Before we close the books on UWB, let's remember that not all start-up companies are expected to survive when a new technology hits the streets.
The long-awaited UWB shakeout is upon us.
Intel recently scuttled its design effort in a move it called a classic "make vs. buy" decision. Around the same time, WiQuest closed its doors. Artimi is rumored to be ready for a realignment of some sort.
There is little doubt that UWB in the form of Certified Wireless USB suffered some technical setbacks earlier this year. It was, for example, discovered that the companies were not getting anywhere near the data throughputs that had been advertised.
But before we close the books on UWB, let's remember that not all start-up companies are expected to survive when a new technology hits the streets. As Alereon CEO Eric Broockman pointed out in his blog, there were dozens of other Bluetooth startups, a few of which were acquired by larger companies, but ultimately CSR was the true winner.
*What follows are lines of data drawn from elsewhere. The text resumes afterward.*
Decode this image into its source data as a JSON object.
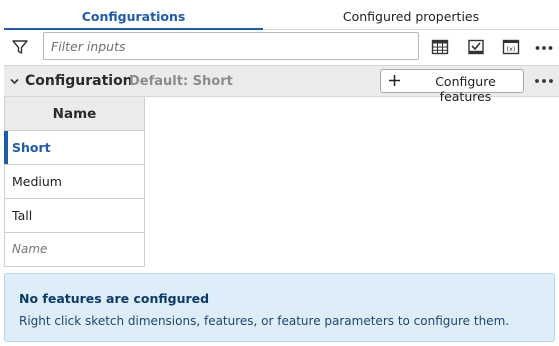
{
  "tabs": {
    "configurations": "Configurations",
    "configured_properties": "Configured properties"
  },
  "filter": {
    "placeholder": "Filter inputs",
    "value": ""
  },
  "toolbar": {
    "icons": [
      "filter-icon",
      "table-icon",
      "checkbox-icon",
      "variable-icon",
      "more-icon"
    ]
  },
  "section": {
    "title": "Configuration",
    "default_text": "Default: Short",
    "configure_button": "Configure features"
  },
  "table": {
    "header": "Name",
    "rows": [
      "Short",
      "Medium",
      "Tall"
    ],
    "active_row": "Short",
    "new_row_placeholder": "Name"
  },
  "info": {
    "title": "No features are configured",
    "body": "Right click sketch dimensions, features, or feature parameters to configure them."
  },
  "colors": {
    "accent": "#1d5bb3",
    "info_bg": "#deeef9",
    "header_bg": "#ebebeb"
  }
}
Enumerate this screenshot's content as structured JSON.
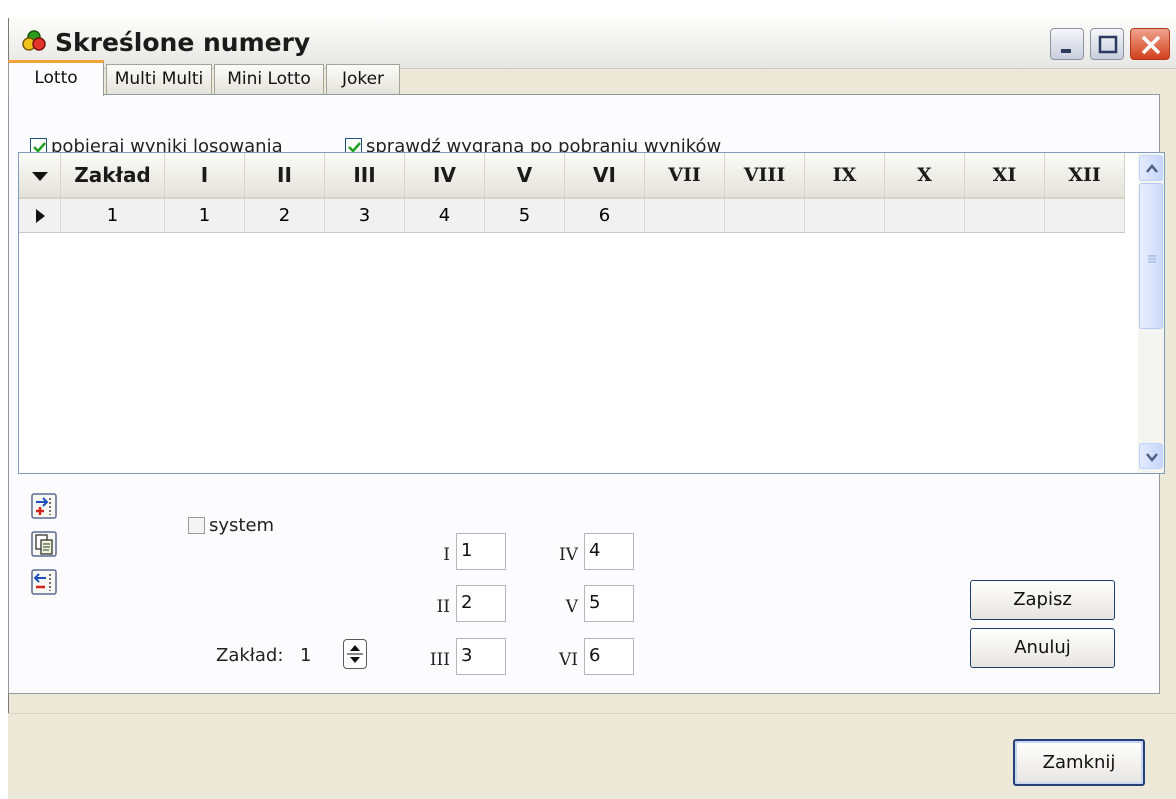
{
  "window": {
    "title": "Skreślone numery"
  },
  "tabs": [
    {
      "label": "Lotto",
      "active": true
    },
    {
      "label": "Multi Multi",
      "active": false
    },
    {
      "label": "Mini Lotto",
      "active": false
    },
    {
      "label": "Joker",
      "active": false
    }
  ],
  "options": {
    "download_results": {
      "label": "pobieraj wyniki losowania",
      "checked": true
    },
    "check_win": {
      "label": "sprawdź wygraną po pobraniu wyników",
      "checked": true
    }
  },
  "grid": {
    "columns": [
      "Zakład",
      "I",
      "II",
      "III",
      "IV",
      "V",
      "VI",
      "VII",
      "VIII",
      "IX",
      "X",
      "XI",
      "XII"
    ],
    "rows": [
      {
        "cells": [
          "1",
          "1",
          "2",
          "3",
          "4",
          "5",
          "6",
          "",
          "",
          "",
          "",
          "",
          ""
        ]
      }
    ]
  },
  "toolbar_icons": [
    "add-row-icon",
    "copy-icon",
    "delete-row-icon"
  ],
  "form": {
    "system_label": "system",
    "system_checked": false,
    "bet_label": "Zakład:",
    "bet_value": "1",
    "numbers": [
      {
        "roman": "I",
        "value": "1"
      },
      {
        "roman": "II",
        "value": "2"
      },
      {
        "roman": "III",
        "value": "3"
      },
      {
        "roman": "IV",
        "value": "4"
      },
      {
        "roman": "V",
        "value": "5"
      },
      {
        "roman": "VI",
        "value": "6"
      }
    ]
  },
  "buttons": {
    "save": "Zapisz",
    "cancel": "Anuluj",
    "close": "Zamknij"
  }
}
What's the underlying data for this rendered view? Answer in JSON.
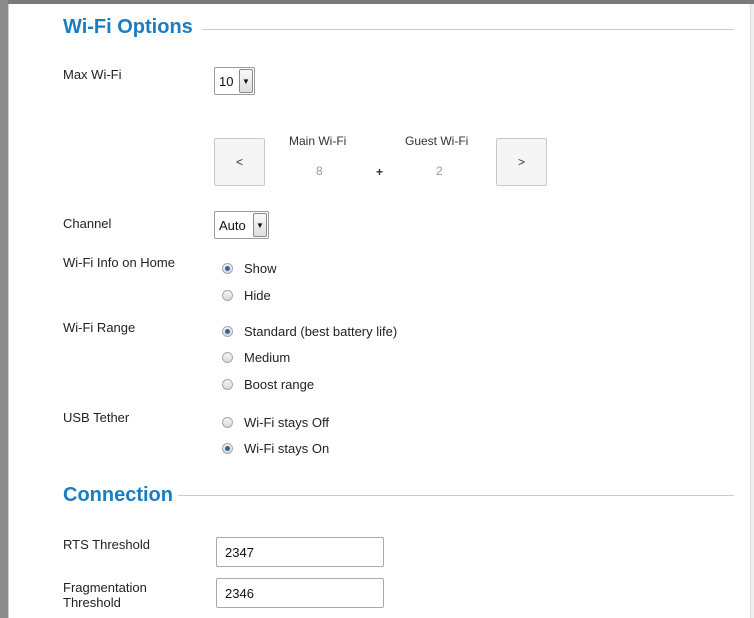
{
  "wifi_options": {
    "title": "Wi-Fi Options",
    "max_wifi": {
      "label": "Max Wi-Fi",
      "value": "10"
    },
    "split": {
      "prev_label": "<",
      "next_label": ">",
      "main_label": "Main Wi-Fi",
      "guest_label": "Guest Wi-Fi",
      "main_value": "8",
      "plus": "+",
      "guest_value": "2"
    },
    "channel": {
      "label": "Channel",
      "value": "Auto"
    },
    "info_on_home": {
      "label": "Wi-Fi Info on Home",
      "options": [
        {
          "label": "Show",
          "checked": true
        },
        {
          "label": "Hide",
          "checked": false
        }
      ]
    },
    "range": {
      "label": "Wi-Fi Range",
      "options": [
        {
          "label": "Standard (best battery life)",
          "checked": true
        },
        {
          "label": "Medium",
          "checked": false
        },
        {
          "label": "Boost range",
          "checked": false
        }
      ]
    },
    "usb_tether": {
      "label": "USB Tether",
      "options": [
        {
          "label": "Wi-Fi stays Off",
          "checked": false
        },
        {
          "label": "Wi-Fi stays On",
          "checked": true
        }
      ]
    }
  },
  "connection": {
    "title": "Connection",
    "rts": {
      "label": "RTS Threshold",
      "value": "2347"
    },
    "fragmentation": {
      "label_line1": "Fragmentation",
      "label_line2": "Threshold",
      "value": "2346"
    }
  },
  "icons": {
    "dropdown_arrow": "▼"
  },
  "colors": {
    "accent": "#1a7dc4",
    "radio_dot": "#3a5fa0"
  }
}
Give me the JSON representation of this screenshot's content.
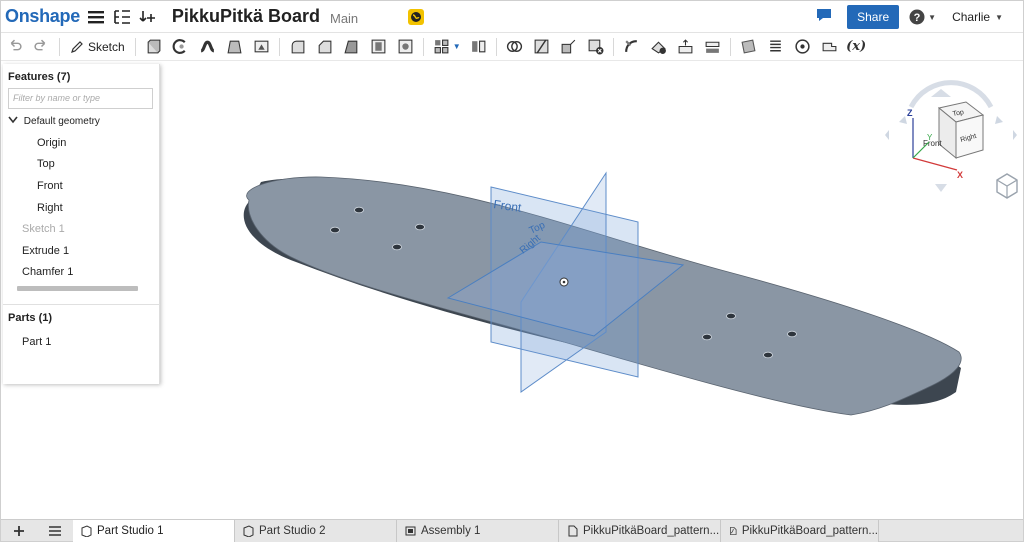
{
  "app": {
    "logo": "Onshape"
  },
  "document": {
    "title": "PikkuPitkä Board",
    "branch": "Main"
  },
  "header": {
    "share_label": "Share",
    "help_label": "?",
    "user_name": "Charlie"
  },
  "toolbar": {
    "sketch_label": "Sketch",
    "variables_label": "(x)"
  },
  "features": {
    "heading": "Features (7)",
    "filter_placeholder": "Filter by name or type",
    "default_geometry": "Default geometry",
    "items": [
      {
        "label": "Origin",
        "state": "normal"
      },
      {
        "label": "Top",
        "state": "normal"
      },
      {
        "label": "Front",
        "state": "normal"
      },
      {
        "label": "Right",
        "state": "normal"
      },
      {
        "label": "Sketch 1",
        "state": "dimmed"
      },
      {
        "label": "Extrude 1",
        "state": "normal"
      },
      {
        "label": "Chamfer 1",
        "state": "normal"
      }
    ]
  },
  "parts": {
    "heading": "Parts (1)",
    "items": [
      "Part 1"
    ]
  },
  "viewport": {
    "plane_labels": {
      "front": "Front",
      "top": "Top",
      "right": "Right"
    },
    "view_cube": {
      "top": "Top",
      "front": "Front",
      "right": "Right",
      "axis_x": "X",
      "axis_y": "Y",
      "axis_z": "Z"
    }
  },
  "tabs": [
    {
      "label": "Part Studio 1",
      "type": "part-studio",
      "active": true
    },
    {
      "label": "Part Studio 2",
      "type": "part-studio",
      "active": false
    },
    {
      "label": "Assembly 1",
      "type": "assembly",
      "active": false
    },
    {
      "label": "PikkuPitkäBoard_pattern...",
      "type": "file",
      "active": false
    },
    {
      "label": "PikkuPitkäBoard_pattern...",
      "type": "pdf",
      "active": false
    }
  ],
  "colors": {
    "brand": "#2369b8",
    "board": "#8a96a4",
    "board_edge": "#3d4650",
    "plane": "#4a7fc1"
  }
}
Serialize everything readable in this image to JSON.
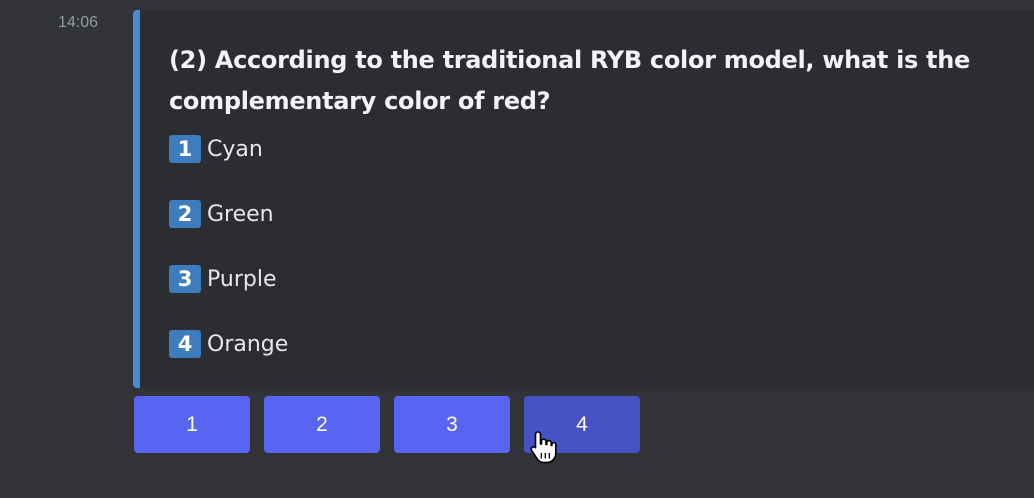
{
  "message": {
    "timestamp": "14:06",
    "question": "(2) According to the traditional RYB color model, what is the complementary color of red?",
    "options": [
      {
        "key": "1",
        "label": "Cyan"
      },
      {
        "key": "2",
        "label": "Green"
      },
      {
        "key": "3",
        "label": "Purple"
      },
      {
        "key": "4",
        "label": "Orange"
      }
    ],
    "buttons": [
      "1",
      "2",
      "3",
      "4"
    ]
  },
  "colors": {
    "background": "#313338",
    "embed_background": "#2b2d31",
    "embed_accent": "#4a8ad2",
    "keycap": "#3d7dbd",
    "button": "#5865f2",
    "button_hover": "#4752c4"
  },
  "cursor": {
    "icon": "hand-pointer-icon"
  }
}
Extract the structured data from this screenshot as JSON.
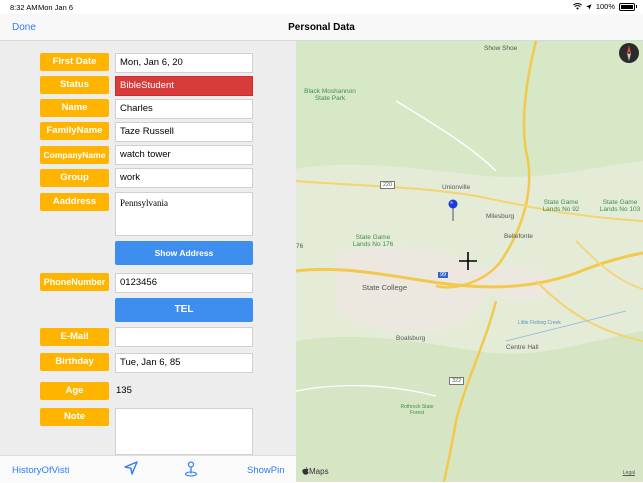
{
  "status_bar": {
    "time": "8:32 AM",
    "date": "Mon Jan 6",
    "battery": "100%",
    "battery_level": 1.0
  },
  "nav": {
    "done": "Done",
    "title": "Personal Data"
  },
  "form": {
    "first_date": {
      "label": "First Date",
      "value": "Mon, Jan 6, 20"
    },
    "status": {
      "label": "Status",
      "value": "BibleStudent"
    },
    "name": {
      "label": "Name",
      "value": "Charles"
    },
    "family_name": {
      "label": "FamilyName",
      "value": "Taze Russell"
    },
    "company_name": {
      "label": "CompanyName",
      "value": "watch tower"
    },
    "group": {
      "label": "Group",
      "value": "work"
    },
    "address": {
      "label": "Aaddress",
      "value": "Pennsylvania"
    },
    "show_address": "Show Address",
    "phone": {
      "label": "PhoneNumber",
      "value": "0123456"
    },
    "tel": "TEL",
    "email": {
      "label": "E-Mail",
      "value": ""
    },
    "birthday": {
      "label": "Birthday",
      "value": "Tue, Jan 6, 85"
    },
    "age": {
      "label": "Age",
      "value": "135"
    },
    "note": {
      "label": "Note",
      "value": ""
    }
  },
  "toolbar": {
    "history": "HistoryOfVisti",
    "show_pin": "ShowPin",
    "icons": [
      "location-arrow-icon",
      "pin-icon"
    ]
  },
  "map": {
    "labels": {
      "show_shoe": "Show Shoe",
      "black_moshannon": "Black Moshannon State Park",
      "unionville": "Unionville",
      "milesburg": "Milesburg",
      "sgl92": "State Game Lands No 92",
      "sgl103": "State Game Lands No 103",
      "sgl176": "State Game Lands No 176",
      "bellefonte": "Bellefonte",
      "state_college": "State College",
      "boalsburg": "Boalsburg",
      "centre_hall": "Centre Hall",
      "little_fishing": "Little Fishing Creek",
      "rothrock": "Rothrock State Forest",
      "r220": "220",
      "r322": "322",
      "i99": "99",
      "edge76": "76"
    },
    "maps_logo": "Maps",
    "legal": "Legal",
    "pin_color": "#1a3bd6"
  },
  "colors": {
    "accent": "#2d7cf6",
    "label_bg": "#ffb400",
    "status_red": "#d93a3a",
    "button_blue": "#3e8ef0"
  }
}
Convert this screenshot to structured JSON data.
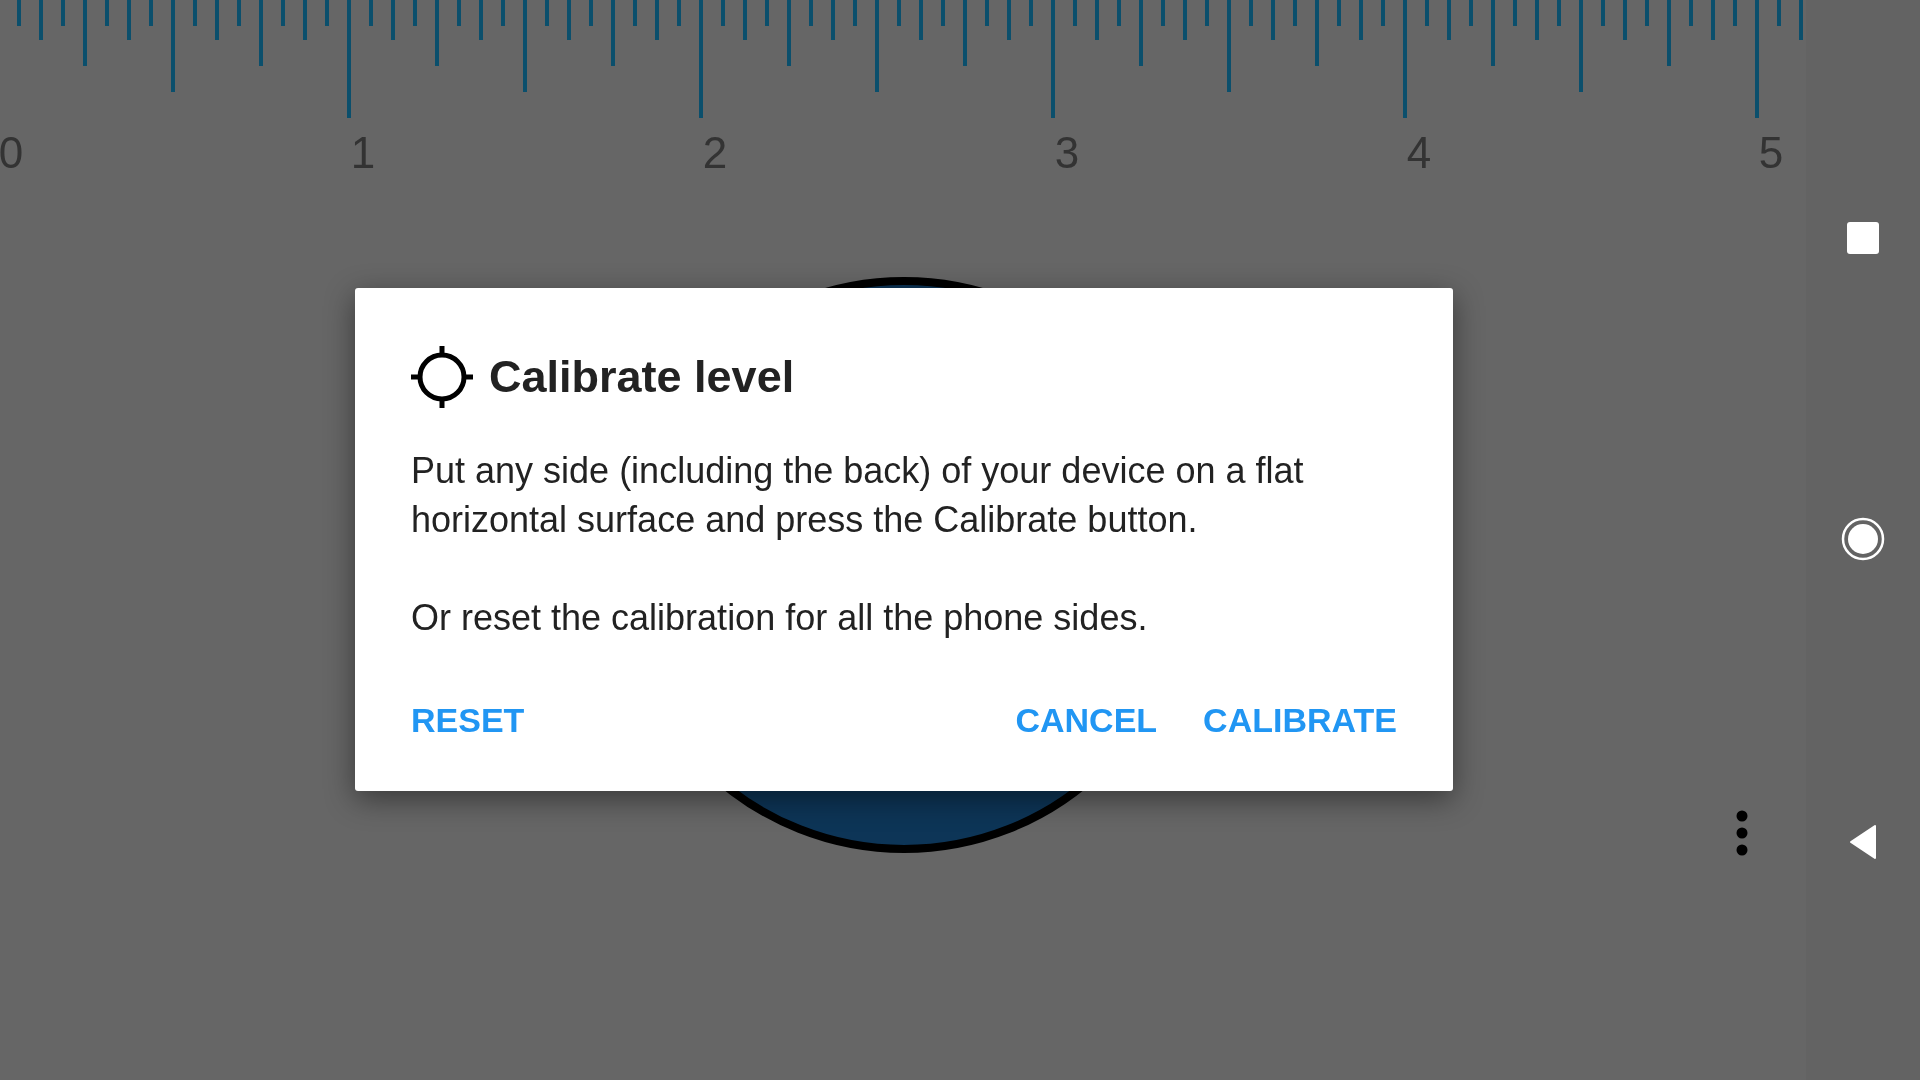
{
  "ruler": {
    "labels": [
      "0",
      "1",
      "2",
      "3",
      "4",
      "5"
    ]
  },
  "dialog": {
    "title": "Calibrate level",
    "paragraphs": [
      "Put any side (including the back) of your device on a flat horizontal surface and press the Calibrate button.",
      "Or reset the calibration for all the phone sides."
    ],
    "neutral_button": "RESET",
    "buttons": [
      "CANCEL",
      "CALIBRATE"
    ]
  }
}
Ditto for Wi-Fi: There were as many as 50 Wi-Fi startups but only Atheros became successful publicly traded company and technology superstar. Much the same story for Ethernet 10/100 chips. Plenty of competitors, but only Broadcom found superstardom.